(Records from a dataset)
· · ·

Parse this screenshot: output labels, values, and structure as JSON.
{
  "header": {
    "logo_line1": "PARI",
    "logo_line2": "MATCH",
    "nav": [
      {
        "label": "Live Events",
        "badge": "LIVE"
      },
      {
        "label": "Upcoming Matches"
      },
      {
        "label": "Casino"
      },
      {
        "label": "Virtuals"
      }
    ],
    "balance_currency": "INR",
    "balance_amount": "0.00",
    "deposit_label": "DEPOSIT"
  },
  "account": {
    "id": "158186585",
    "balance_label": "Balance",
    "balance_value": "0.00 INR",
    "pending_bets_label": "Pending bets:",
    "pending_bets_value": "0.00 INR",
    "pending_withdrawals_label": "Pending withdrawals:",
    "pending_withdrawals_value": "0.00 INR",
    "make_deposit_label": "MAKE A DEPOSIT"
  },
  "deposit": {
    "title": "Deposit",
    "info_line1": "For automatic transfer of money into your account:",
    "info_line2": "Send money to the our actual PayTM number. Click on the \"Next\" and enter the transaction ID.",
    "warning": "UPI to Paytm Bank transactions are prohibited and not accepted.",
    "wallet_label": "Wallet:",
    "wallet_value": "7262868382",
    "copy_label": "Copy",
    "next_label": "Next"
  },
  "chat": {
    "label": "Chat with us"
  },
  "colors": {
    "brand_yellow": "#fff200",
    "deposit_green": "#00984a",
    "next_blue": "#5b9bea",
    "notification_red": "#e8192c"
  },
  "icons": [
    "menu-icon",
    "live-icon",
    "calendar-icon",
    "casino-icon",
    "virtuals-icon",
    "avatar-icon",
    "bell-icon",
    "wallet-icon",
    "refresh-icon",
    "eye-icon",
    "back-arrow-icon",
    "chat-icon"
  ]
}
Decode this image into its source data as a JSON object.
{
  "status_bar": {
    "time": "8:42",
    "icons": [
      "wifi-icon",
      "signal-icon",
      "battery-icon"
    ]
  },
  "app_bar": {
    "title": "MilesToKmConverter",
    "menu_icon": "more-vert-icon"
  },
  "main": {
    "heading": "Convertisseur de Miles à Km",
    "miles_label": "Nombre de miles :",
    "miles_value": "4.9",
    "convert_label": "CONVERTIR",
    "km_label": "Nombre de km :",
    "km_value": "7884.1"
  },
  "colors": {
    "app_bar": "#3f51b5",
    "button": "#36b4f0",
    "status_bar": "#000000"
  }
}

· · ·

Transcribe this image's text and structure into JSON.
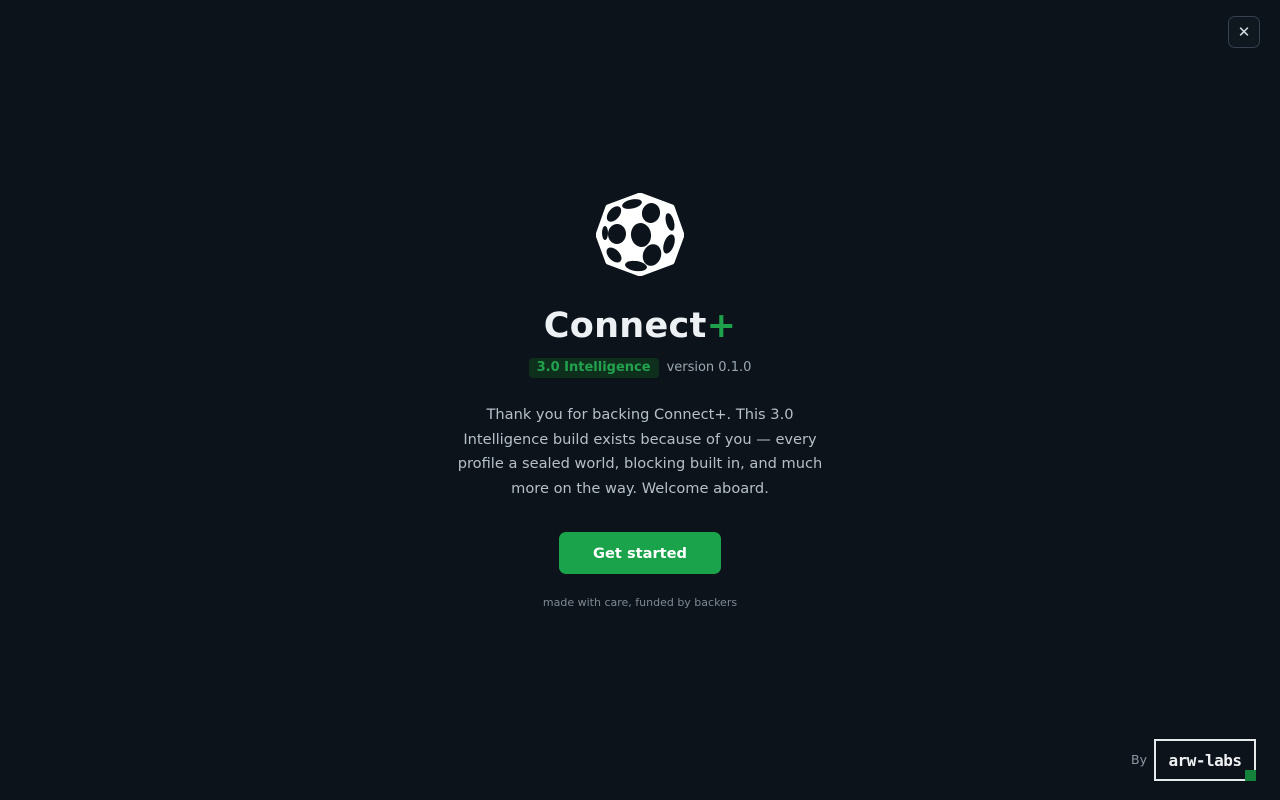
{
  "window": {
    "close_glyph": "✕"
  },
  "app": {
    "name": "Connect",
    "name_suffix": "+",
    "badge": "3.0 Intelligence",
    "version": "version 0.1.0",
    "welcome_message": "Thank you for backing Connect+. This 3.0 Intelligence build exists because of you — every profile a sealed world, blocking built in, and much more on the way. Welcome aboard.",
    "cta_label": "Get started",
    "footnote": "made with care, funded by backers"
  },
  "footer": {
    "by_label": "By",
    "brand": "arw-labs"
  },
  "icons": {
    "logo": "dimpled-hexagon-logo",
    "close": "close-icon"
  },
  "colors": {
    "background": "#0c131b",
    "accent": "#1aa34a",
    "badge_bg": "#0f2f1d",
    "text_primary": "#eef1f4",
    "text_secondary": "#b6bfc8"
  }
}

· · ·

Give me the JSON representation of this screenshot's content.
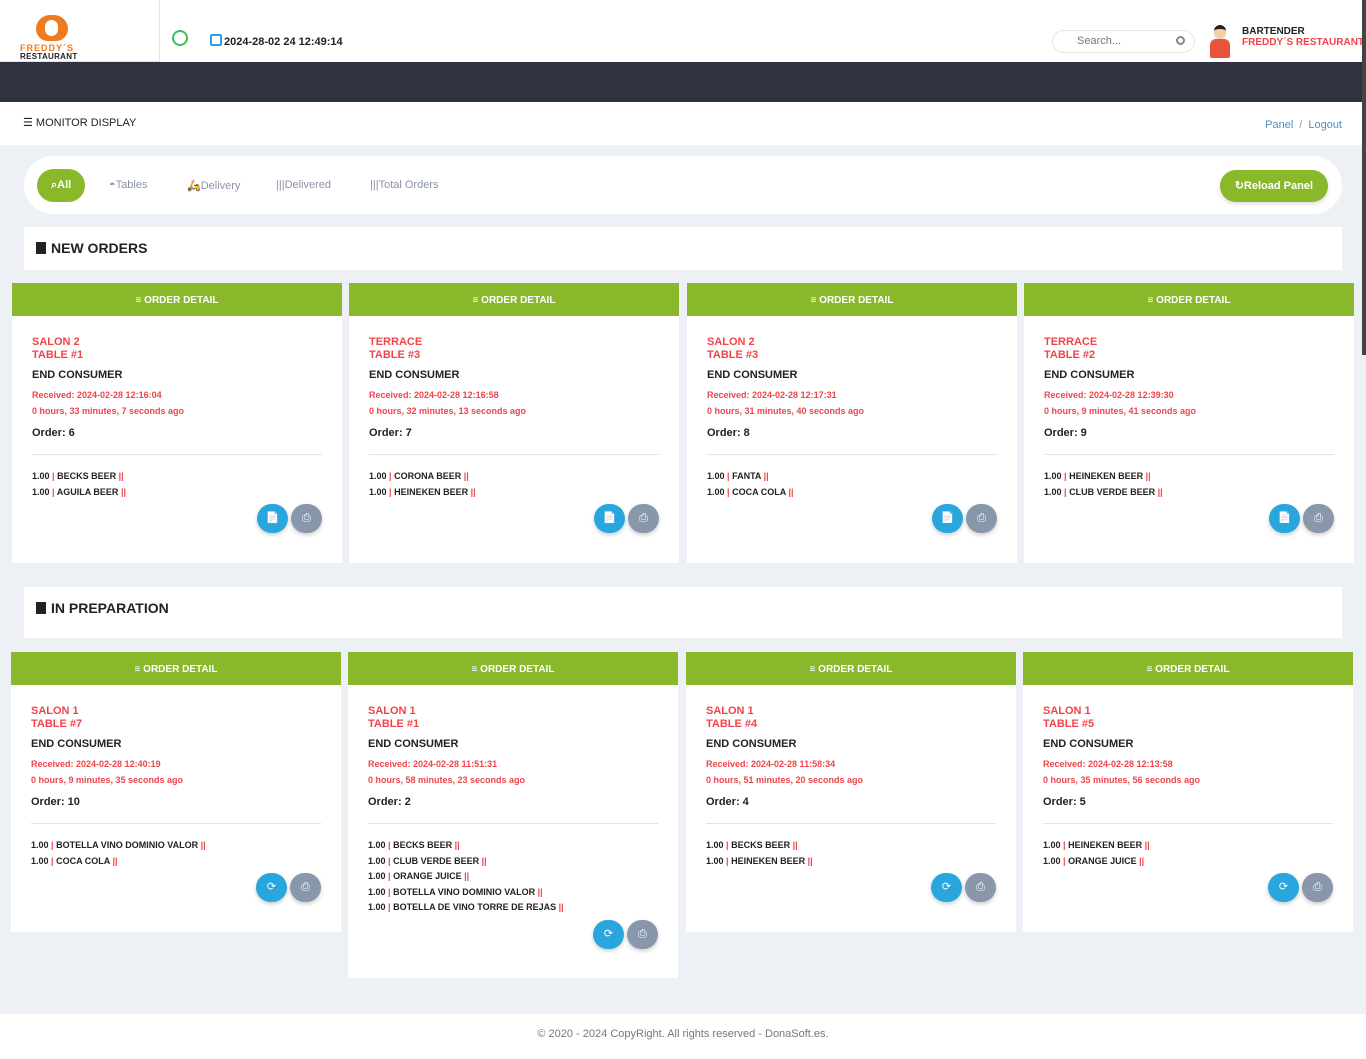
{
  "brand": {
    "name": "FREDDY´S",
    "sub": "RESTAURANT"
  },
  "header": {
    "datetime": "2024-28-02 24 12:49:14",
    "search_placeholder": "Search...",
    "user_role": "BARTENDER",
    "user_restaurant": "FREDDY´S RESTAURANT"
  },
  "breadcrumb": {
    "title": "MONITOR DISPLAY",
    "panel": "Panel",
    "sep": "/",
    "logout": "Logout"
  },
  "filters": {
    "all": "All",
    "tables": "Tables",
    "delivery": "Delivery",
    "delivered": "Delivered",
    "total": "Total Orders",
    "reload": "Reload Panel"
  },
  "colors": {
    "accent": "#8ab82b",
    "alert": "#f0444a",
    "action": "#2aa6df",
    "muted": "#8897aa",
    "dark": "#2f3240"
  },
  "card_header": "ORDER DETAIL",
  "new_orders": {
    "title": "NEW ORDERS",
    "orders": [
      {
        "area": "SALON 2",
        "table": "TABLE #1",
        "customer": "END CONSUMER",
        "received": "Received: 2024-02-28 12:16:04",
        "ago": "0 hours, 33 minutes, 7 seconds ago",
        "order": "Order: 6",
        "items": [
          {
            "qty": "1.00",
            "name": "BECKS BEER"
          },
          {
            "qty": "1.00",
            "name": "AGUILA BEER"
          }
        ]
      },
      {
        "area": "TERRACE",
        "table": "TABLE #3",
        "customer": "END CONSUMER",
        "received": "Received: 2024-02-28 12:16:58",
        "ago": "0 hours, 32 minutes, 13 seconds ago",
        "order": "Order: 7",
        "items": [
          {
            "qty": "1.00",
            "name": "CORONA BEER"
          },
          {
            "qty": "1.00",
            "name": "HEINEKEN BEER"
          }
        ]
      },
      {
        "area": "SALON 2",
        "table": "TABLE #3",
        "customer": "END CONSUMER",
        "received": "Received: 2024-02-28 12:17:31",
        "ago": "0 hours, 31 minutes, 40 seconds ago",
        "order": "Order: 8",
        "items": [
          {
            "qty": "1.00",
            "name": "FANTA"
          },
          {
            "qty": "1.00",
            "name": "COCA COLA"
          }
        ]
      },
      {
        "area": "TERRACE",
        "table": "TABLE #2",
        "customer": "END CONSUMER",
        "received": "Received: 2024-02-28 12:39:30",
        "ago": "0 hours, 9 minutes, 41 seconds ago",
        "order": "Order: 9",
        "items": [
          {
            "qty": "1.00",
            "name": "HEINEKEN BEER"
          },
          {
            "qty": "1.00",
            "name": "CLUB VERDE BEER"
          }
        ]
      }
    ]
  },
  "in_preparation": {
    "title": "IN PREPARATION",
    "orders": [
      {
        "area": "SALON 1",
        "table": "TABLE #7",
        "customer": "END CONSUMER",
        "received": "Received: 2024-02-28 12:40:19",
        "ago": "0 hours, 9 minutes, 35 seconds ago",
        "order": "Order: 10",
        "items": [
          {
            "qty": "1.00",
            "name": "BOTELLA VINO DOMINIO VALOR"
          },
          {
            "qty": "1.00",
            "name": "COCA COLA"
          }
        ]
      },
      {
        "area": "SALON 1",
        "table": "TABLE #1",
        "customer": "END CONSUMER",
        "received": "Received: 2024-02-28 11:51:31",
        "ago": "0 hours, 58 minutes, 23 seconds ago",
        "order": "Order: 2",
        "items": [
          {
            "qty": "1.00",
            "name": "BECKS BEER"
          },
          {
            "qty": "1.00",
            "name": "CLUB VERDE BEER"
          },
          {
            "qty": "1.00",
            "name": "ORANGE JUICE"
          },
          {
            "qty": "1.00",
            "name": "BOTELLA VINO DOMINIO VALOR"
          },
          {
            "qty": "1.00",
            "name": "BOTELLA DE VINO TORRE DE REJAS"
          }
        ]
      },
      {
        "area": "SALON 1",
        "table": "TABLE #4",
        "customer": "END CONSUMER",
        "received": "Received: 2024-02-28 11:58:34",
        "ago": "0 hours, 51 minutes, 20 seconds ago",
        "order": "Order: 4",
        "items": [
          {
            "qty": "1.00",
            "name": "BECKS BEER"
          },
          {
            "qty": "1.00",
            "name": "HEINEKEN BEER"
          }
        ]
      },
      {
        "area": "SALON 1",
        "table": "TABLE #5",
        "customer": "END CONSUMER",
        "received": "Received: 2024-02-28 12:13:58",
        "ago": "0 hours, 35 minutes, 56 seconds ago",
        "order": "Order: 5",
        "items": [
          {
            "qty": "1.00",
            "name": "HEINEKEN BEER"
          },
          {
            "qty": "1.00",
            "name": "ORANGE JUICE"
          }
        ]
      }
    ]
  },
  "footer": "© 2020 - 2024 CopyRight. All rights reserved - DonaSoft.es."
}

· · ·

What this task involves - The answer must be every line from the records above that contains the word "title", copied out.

Worked solution -
    "title": "Deposit",
    "title": "MilesToKmConverter",
    "title": "MONITOR DISPLAY",
    "title": "NEW ORDERS",
    "title": "IN PREPARATION",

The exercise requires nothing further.